     Common faults to be on the lookout for include leading with the shoulders, and twisting at the knees and hips. You may want to cue your child to imagine that there are two headlights on his pelvis that should always shine straight ahead regardless of how his upper half is moving.

    Instructions for this movement are as follows:

    “Trunk rotation.
    Trunk to the left — turn.
    Forward and to the right — turn.
    Forward and to the left — turn.
    Forward and to the right — turn.”

    [Continue side to side 5 times each, then end with…]

    “Forward — turn.

    Finally, we will learn Trunk Falling Backwards. While this falls in the Abdominal category it also works at the hip by creating valuable stretches to the quadriceps musculature. This exercise is one of my favorites. I love that it is a form of abdominal strengthening that requires the spine to remain in a neutral position and that it creates a magnificent stretch across the front of the hips, which tend to become very tight from all the sitting we do.

    Instructions for this movement are as follows:

    Trunk Falling Backward.
    [Then choose to say either]:

    1. Half kneel — right foot forward — place. Tall kneel — place! OR
    2. Kneel standing position — place. 1, 2.
    3. and THEN Wing position. Hips — firm!

    Trunk backward — fall.
    Trunk — raise.”

    (Repeat 5-10 times.)

    That’s all for this post’s “How To.” The post next month will be the remaining exercises to master in order to conduct two entire Drill routines!

    If you would prefer the Swedish Drill information found in past and future posts in one easy to read place, my eBook Swedish Drill Revisited is 50+ pages of Swedish Drill information, a complete open-and-go curriculum that will assist you in instructing your children two complete Swedish Drill routines. It’s entirely self-contained and has everything you need to make Swedish Drill happen consistently in your homeschool or co-op. Click here to read more or click here to purchase.

    Get the (almost) weekly digest!

    Weekly encouragement, direct to your inbox, (almost) every Saturday.

    Powered by ConvertKit

    1 Comment

  • Reply Kathleen June 12, 2017 at 9:09 am

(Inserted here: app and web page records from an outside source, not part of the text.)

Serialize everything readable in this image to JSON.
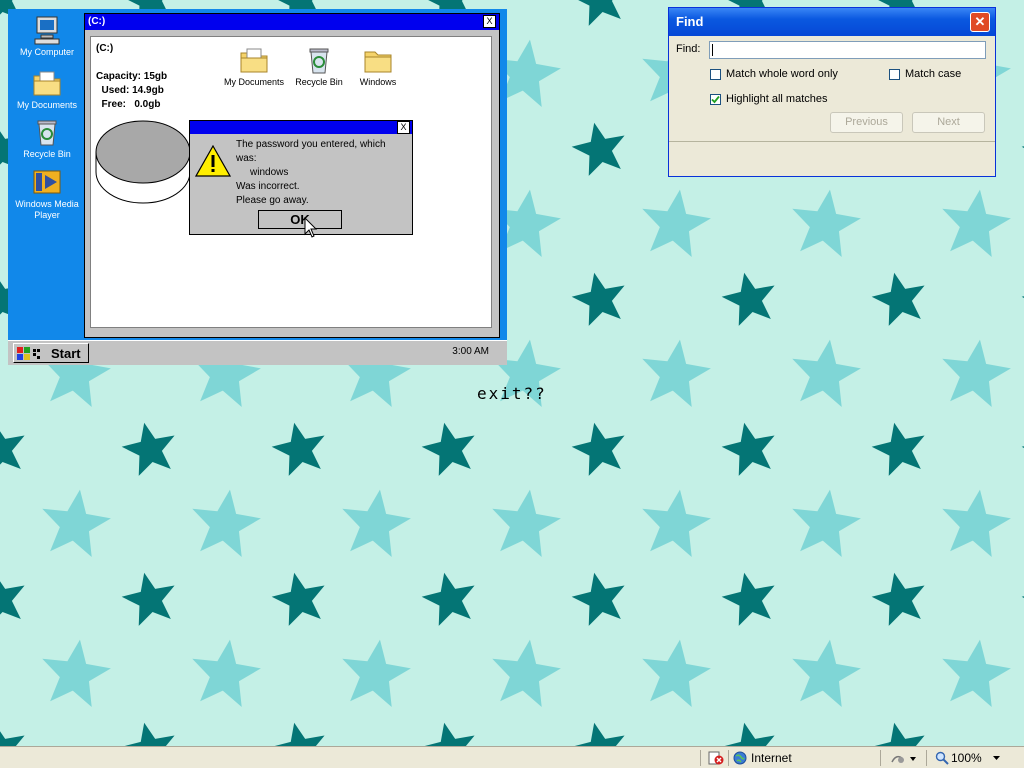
{
  "colors": {
    "background": "#c4f0e6",
    "star_dark": "#047575",
    "star_light": "#7fd6d6",
    "fake_desktop": "#1188ea",
    "title_blue": "#0000ee"
  },
  "desktop_icons": [
    {
      "label": "My Computer",
      "icon": "computer-icon"
    },
    {
      "label": "My Documents",
      "icon": "folder-documents-icon"
    },
    {
      "label": "Recycle Bin",
      "icon": "recycle-bin-icon"
    },
    {
      "label": "Windows Media Player",
      "icon": "media-player-icon"
    }
  ],
  "drive_window": {
    "title": "(C:)",
    "close_label": "X",
    "drive_label": "(C:)",
    "stats": {
      "capacity": "Capacity: 15gb",
      "used": "  Used: 14.9gb",
      "free": "  Free:   0.0gb"
    },
    "folders": [
      {
        "label": "My Documents",
        "icon": "folder-documents-icon"
      },
      {
        "label": "Recycle Bin",
        "icon": "recycle-bin-icon"
      },
      {
        "label": "Windows",
        "icon": "folder-icon"
      }
    ]
  },
  "taskbar": {
    "start_label": "Start",
    "clock": "3:00 AM"
  },
  "alert": {
    "close_label": "X",
    "line1": "The password you entered, which",
    "line2": "was:",
    "password": "windows",
    "line3": "Was incorrect.",
    "line4": "Please go away.",
    "ok_label": "OK"
  },
  "exit_text": "exit??",
  "find_dialog": {
    "title": "Find",
    "close_label": "✕",
    "find_label": "Find:",
    "find_value": "",
    "match_whole_word": {
      "label": "Match whole word only",
      "checked": false
    },
    "match_case": {
      "label": "Match case",
      "checked": false
    },
    "highlight_all": {
      "label": "Highlight all matches",
      "checked": true
    },
    "previous_label": "Previous",
    "next_label": "Next"
  },
  "statusbar": {
    "zone": "Internet",
    "zoom": "100%"
  }
}
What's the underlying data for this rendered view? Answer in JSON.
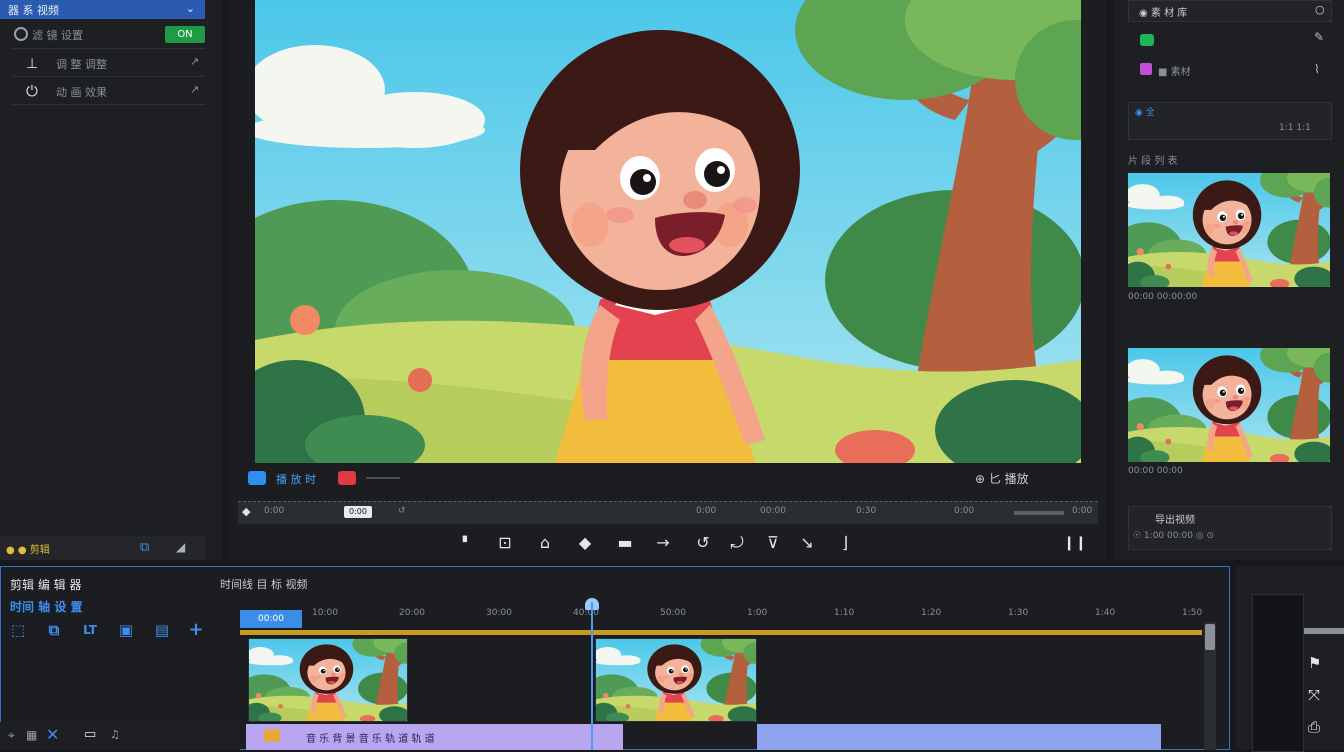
{
  "left_panel": {
    "header_label": "器 系 视频",
    "header_chevron": "⌄",
    "rows": [
      {
        "label": "滤 镜 设置",
        "badge": "ON"
      },
      {
        "label": "调 整 调整"
      },
      {
        "label": "动 画 效果"
      }
    ],
    "status": {
      "text": "● ● 剪辑",
      "btn1": "⧉",
      "btn2": "◢"
    }
  },
  "viewer": {
    "timecode_label": "播 放 时",
    "right_label": "⊕ 匕 播放",
    "controls": [
      "▘",
      "⊡",
      "⌂",
      "◆",
      "▬",
      "→",
      "↺",
      "⤾",
      "⊽",
      "↘",
      "⌋",
      "❙❙"
    ],
    "scrub_labels": [
      "◆",
      "0:00",
      "0:00",
      "↺",
      "0:00",
      "00:00",
      "0:30",
      "0:00",
      "0:00"
    ]
  },
  "right_panel": {
    "top_label": "◉ 素 材 库",
    "row1_icon": "●",
    "row2_label": "■ 素材",
    "field_label": "◉ 全",
    "field_value": "1:1 1:1",
    "section_label": "片 段 列 表",
    "thumb1_caption": "00:00 00:00:00",
    "thumb2_caption": "00:00 00:00",
    "footer_label": "导出视频",
    "footer_values": "☉ 1:00 00:00  ◎  ⊙"
  },
  "timeline": {
    "title": "剪辑 编 辑 器",
    "subtitle": "时间 轴 设 置",
    "track_header": "时间线 目 标 视频",
    "tools": [
      "⬚",
      "⧉",
      "LT",
      "▣",
      "▤",
      "+"
    ],
    "ruler_labels": [
      "00:00",
      "10:00",
      "20:00",
      "30:00",
      "40:00",
      "50:00",
      "1:00",
      "1:10",
      "1:20",
      "1:30",
      "1:40",
      "1:50"
    ],
    "ruler_start_label": "00:00",
    "audio_label": "音 乐 背 景 音 乐 轨 道 轨 道",
    "bottom_tools": [
      "⌖",
      "▦",
      "✕",
      "▭",
      "♫"
    ]
  },
  "colors": {
    "accent_blue": "#2b5bb0",
    "badge_green": "#1f9a46",
    "sky": "#6fd0ea",
    "audio_purple": "#b9a6f0",
    "audio_blue": "#8fa2ee"
  }
}
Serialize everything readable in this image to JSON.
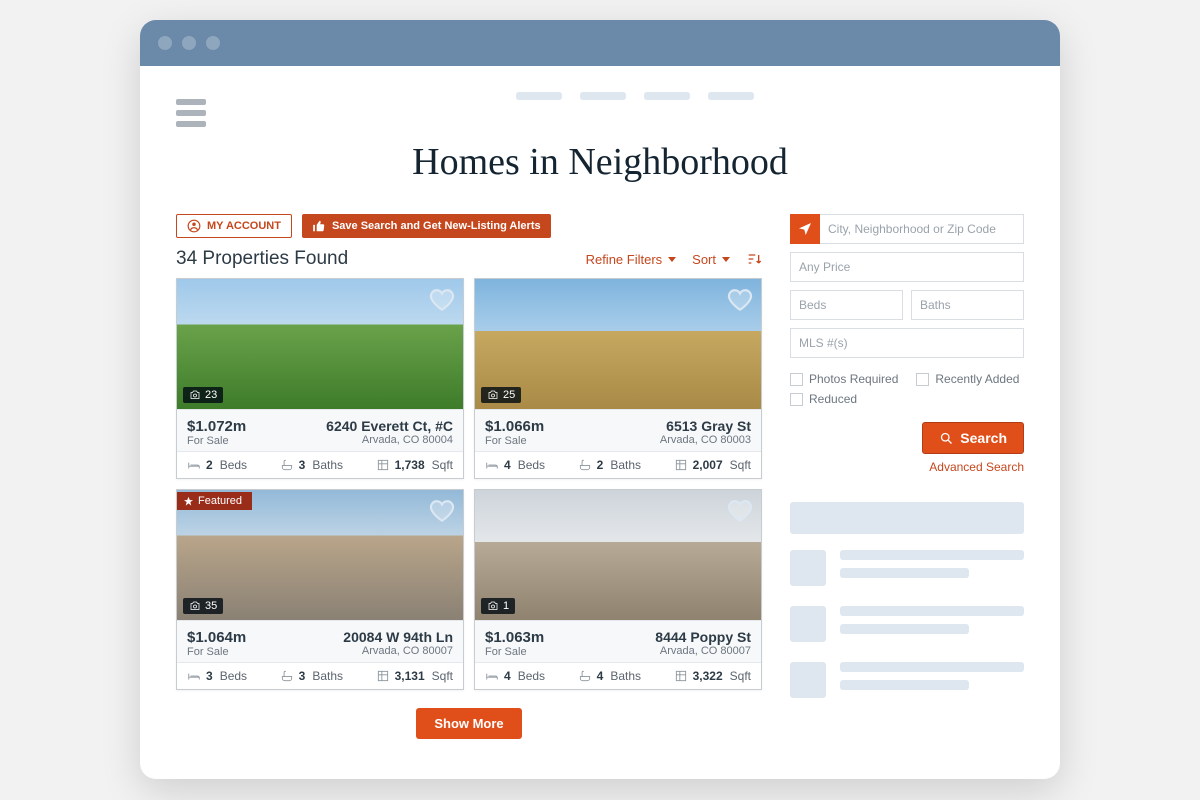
{
  "page": {
    "title": "Homes in Neighborhood"
  },
  "toolbar": {
    "my_account_label": "MY ACCOUNT",
    "save_search_label": "Save Search and Get New-Listing Alerts"
  },
  "results": {
    "count_label": "34 Properties Found",
    "refine_label": "Refine Filters",
    "sort_label": "Sort",
    "show_more_label": "Show More"
  },
  "listings": [
    {
      "photo_count": "23",
      "featured": false,
      "price": "$1.072m",
      "status": "For Sale",
      "address": "6240 Everett Ct, #C",
      "city": "Arvada, CO 80004",
      "beds": "2",
      "beds_label": "Beds",
      "baths": "3",
      "baths_label": "Baths",
      "sqft": "1,738",
      "sqft_label": "Sqft",
      "scene": "lawn"
    },
    {
      "photo_count": "25",
      "featured": false,
      "price": "$1.066m",
      "status": "For Sale",
      "address": "6513 Gray St",
      "city": "Arvada, CO 80003",
      "beds": "4",
      "beds_label": "Beds",
      "baths": "2",
      "baths_label": "Baths",
      "sqft": "2,007",
      "sqft_label": "Sqft",
      "scene": "field"
    },
    {
      "photo_count": "35",
      "featured": true,
      "featured_label": "Featured",
      "price": "$1.064m",
      "status": "For Sale",
      "address": "20084 W 94th Ln",
      "city": "Arvada, CO 80007",
      "beds": "3",
      "beds_label": "Beds",
      "baths": "3",
      "baths_label": "Baths",
      "sqft": "3,131",
      "sqft_label": "Sqft",
      "scene": "building"
    },
    {
      "photo_count": "1",
      "featured": false,
      "price": "$1.063m",
      "status": "For Sale",
      "address": "8444 Poppy St",
      "city": "Arvada, CO 80007",
      "beds": "4",
      "beds_label": "Beds",
      "baths": "4",
      "baths_label": "Baths",
      "sqft": "3,322",
      "sqft_label": "Sqft",
      "scene": "interior"
    }
  ],
  "search": {
    "location_placeholder": "City, Neighborhood or Zip Code",
    "price_placeholder": "Any Price",
    "beds_placeholder": "Beds",
    "baths_placeholder": "Baths",
    "mls_placeholder": "MLS #(s)",
    "chk_photos": "Photos Required",
    "chk_recent": "Recently Added",
    "chk_reduced": "Reduced",
    "search_label": "Search",
    "advanced_label": "Advanced Search"
  },
  "colors": {
    "accent": "#c5471e",
    "accent_bright": "#e04f1a",
    "chrome": "#6b89a8"
  }
}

    May I suggest adding links to all four (or more) parts of your Swedish Drill videos to each blog post in the series? In other words, it would be super helpful to be able to click through to part 2 from the end of part 1 and so forth. Just a thought! We are loving your example videos. 🙂

  • Leave a Reply